The government has identified 1592 Blocks which are critical and over exploited, spread across 256 Districts for the Jal Shakti Abhiyan. Besides using funds available under various Schemes, the Government will also explore the possibility of using additional funds available under the Compensatory Afforestation Fund Management and Planning Authority (CAMPA) for this purpose.
How it meets present challenges?
While the provision of a basic quantity of drinking water in rural India has been achieved through handpumps, dug wells or public stand posts, relatively low percentage of rural Indian households have access to household water supply (HWS). The strategy so far to increase access to HWS faced obstacles, including not paying enough attention to sustaining or recharging groundwater, the primary source.
A further challenge at the policy level was that, until now, the institutional landscape for water conservation and management at both the Centre and state government has been fragmented, with several departments in states dealing with different aspects of water management, with overlapping roles and responsibilities.

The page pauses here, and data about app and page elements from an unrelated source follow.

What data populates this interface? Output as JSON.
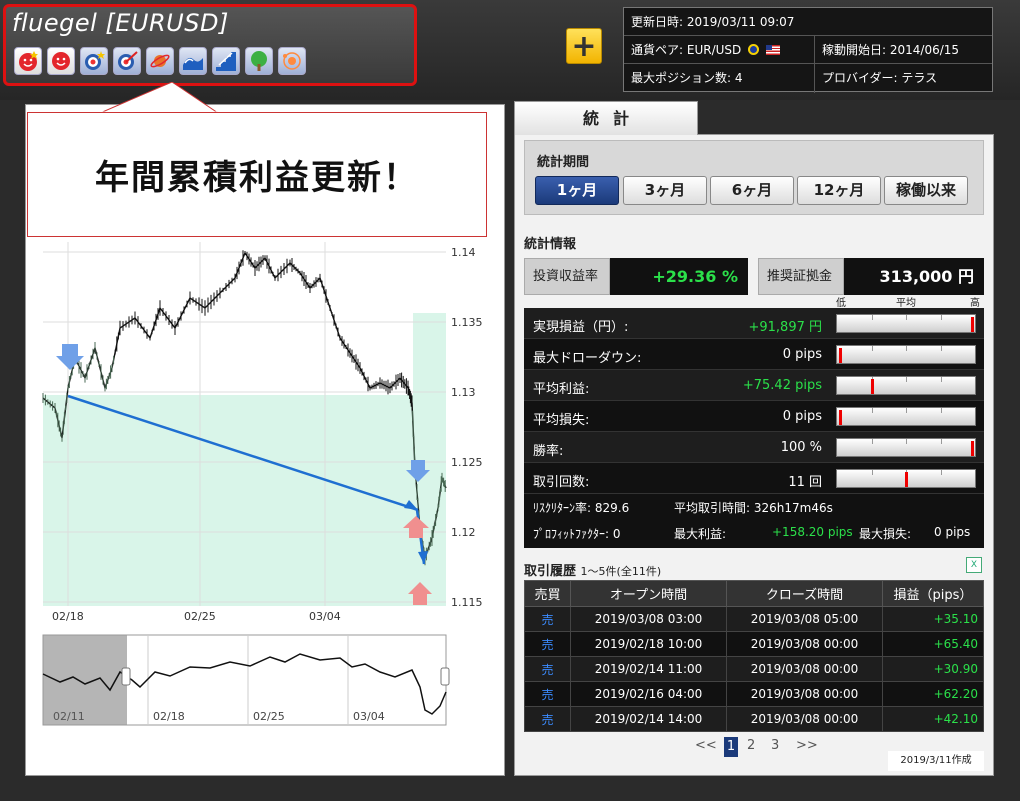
{
  "header": {
    "ea_title": "fluegel [EURUSD]",
    "badges": [
      "smile-star-icon",
      "smile-icon",
      "target-star-icon",
      "target-arrow-icon",
      "planet-icon",
      "wave-icon",
      "stairs-icon",
      "tree-icon",
      "orbit-icon"
    ],
    "info": {
      "updated_label": "更新日時:",
      "updated_value": "2019/03/11 09:07",
      "pair_label": "通貨ペア:",
      "pair_value": "EUR/USD",
      "start_label": "稼動開始日:",
      "start_value": "2014/06/15",
      "maxpos_label": "最大ポジション数:",
      "maxpos_value": "4",
      "provider_label": "プロバイダー:",
      "provider_value": "テラス"
    }
  },
  "callout": {
    "text": "年間累積利益更新！"
  },
  "chart": {
    "y_ticks": [
      "1.14",
      "1.135",
      "1.13",
      "1.125",
      "1.12",
      "1.115"
    ],
    "x_ticks": [
      "02/18",
      "02/25",
      "03/04"
    ],
    "nav_ticks": [
      "02/11",
      "02/18",
      "02/25",
      "03/04"
    ]
  },
  "stats_panel": {
    "tab_label": "統計",
    "period_label": "統計期間",
    "periods": [
      {
        "label": "1ヶ月",
        "active": true
      },
      {
        "label": "3ヶ月",
        "active": false
      },
      {
        "label": "6ヶ月",
        "active": false
      },
      {
        "label": "12ヶ月",
        "active": false
      },
      {
        "label": "稼働以来",
        "active": false
      }
    ],
    "info_title": "統計情報",
    "roi_label": "投資収益率",
    "roi_value": "+29.36 %",
    "margin_label": "推奨証拠金",
    "margin_value": "313,000 円",
    "scale": {
      "low": "低",
      "avg": "平均",
      "high": "高"
    },
    "rows": [
      {
        "label": "実現損益（円）:",
        "value": "+91,897 円",
        "green": true,
        "level": 0.98
      },
      {
        "label": "最大ドローダウン:",
        "value": "0 pips",
        "green": false,
        "level": 0.02
      },
      {
        "label": "平均利益:",
        "value": "+75.42 pips",
        "green": true,
        "level": 0.25
      },
      {
        "label": "平均損失:",
        "value": "0 pips",
        "green": false,
        "level": 0.02
      },
      {
        "label": "勝率:",
        "value": "100 %",
        "green": false,
        "level": 0.98
      },
      {
        "label": "取引回数:",
        "value": "11 回",
        "green": false,
        "level": 0.5
      }
    ],
    "extra": {
      "rr_label": "ﾘｽｸﾘﾀｰﾝ率: 829.6",
      "avg_time_label": "平均取引時間: 326h17m46s",
      "pf_label": "ﾌﾟﾛﾌｨｯﾄﾌｧｸﾀｰ: 0",
      "max_profit_label": "最大利益:",
      "max_profit_value": "+158.20 pips",
      "max_loss_label": "最大損失:",
      "max_loss_value": "0 pips"
    }
  },
  "history": {
    "title": "取引履歴",
    "subtitle": "1〜5件(全11件)",
    "headers": [
      "売買",
      "オープン時間",
      "クローズ時間",
      "損益（pips）"
    ],
    "rows": [
      {
        "side": "売",
        "open": "2019/03/08 03:00",
        "close": "2019/03/08 05:00",
        "pips": "+35.10"
      },
      {
        "side": "売",
        "open": "2019/02/18 10:00",
        "close": "2019/03/08 00:00",
        "pips": "+65.40"
      },
      {
        "side": "売",
        "open": "2019/02/14 11:00",
        "close": "2019/03/08 00:00",
        "pips": "+30.90"
      },
      {
        "side": "売",
        "open": "2019/02/16 04:00",
        "close": "2019/03/08 00:00",
        "pips": "+62.20"
      },
      {
        "side": "売",
        "open": "2019/02/14 14:00",
        "close": "2019/03/08 00:00",
        "pips": "+42.10"
      }
    ],
    "pager": {
      "prev": "<<",
      "pages": [
        "1",
        "2",
        "3"
      ],
      "next": ">>"
    }
  },
  "footer": {
    "created": "2019/3/11作成"
  }
}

The creation of the Jal Shakti Mantralaya in the Government of India to integrate the management of India’s water resources and supply of drinking water is a landmark step in diagnosing and addressing this problem.
At a policy level, therefore, the stage has been set to deliver integrated water management solutions. Instead of taking simple and local measures, like creating rainwater harvesting structures and point recharge structures in the vicinity of borewells, the emphasis has been more on maximising the pumping of water and distributing it through pipes. The proposed Jal Jeevan Mission will make source sustainability measures mandatory prior to pumping and distributing water to households.
Another major issue with the traditional approach to service delivery was that the provision of drinking water was viewed primarily as an engineering solution, with schemes being planned and executed by the public health and engineering departments. But programmes like the Swajal project in Uttar Pradesh and Uttarakhand and the WASMO programme in Gujarat, demonstrated that with adequate capacity building and training, water can be most efficiently managed at the lowest appropriate level.
Adopting this principle, the Jal Jeevan Mission’s first preference will be to have single village ground water-based schemes, wherever sufficient quantity and good quality of groundwater exists. These schemes would be managed by the community itself through the setting up of a village water and sanitation committee, a sub-committee of the gram panchayat. Wherever adequate quantity of safe groundwater is not present, or where it may be technically not feasible to have single-village schemes, surface water-based multi-village schemes will be promoted.
Further, in some remote regions, where it may not be techno-economically feasible to have household water supply schemes, local innovations, such as solar-based schemes will be encouraged. Under the mission, it is planned to include a mandatory provision for the effective channeling and treatment of household waste water (known as grey water), through appropriate and low cost drainage and treatment systems. Once appropriately treated, the grey water can be used for both recharge of groundwater as well as for irrigation purposes.
The ongoing Jal Shakti Abhiyan will help in creating awareness about the importance of integrating source sustainability and water reuse with the provision of household water supply. This integrated approach to decentralised, community managed, and sustainable water management is the backbone of the Jal Jeevan Mission to ensure that every household gets the benefits of water supply.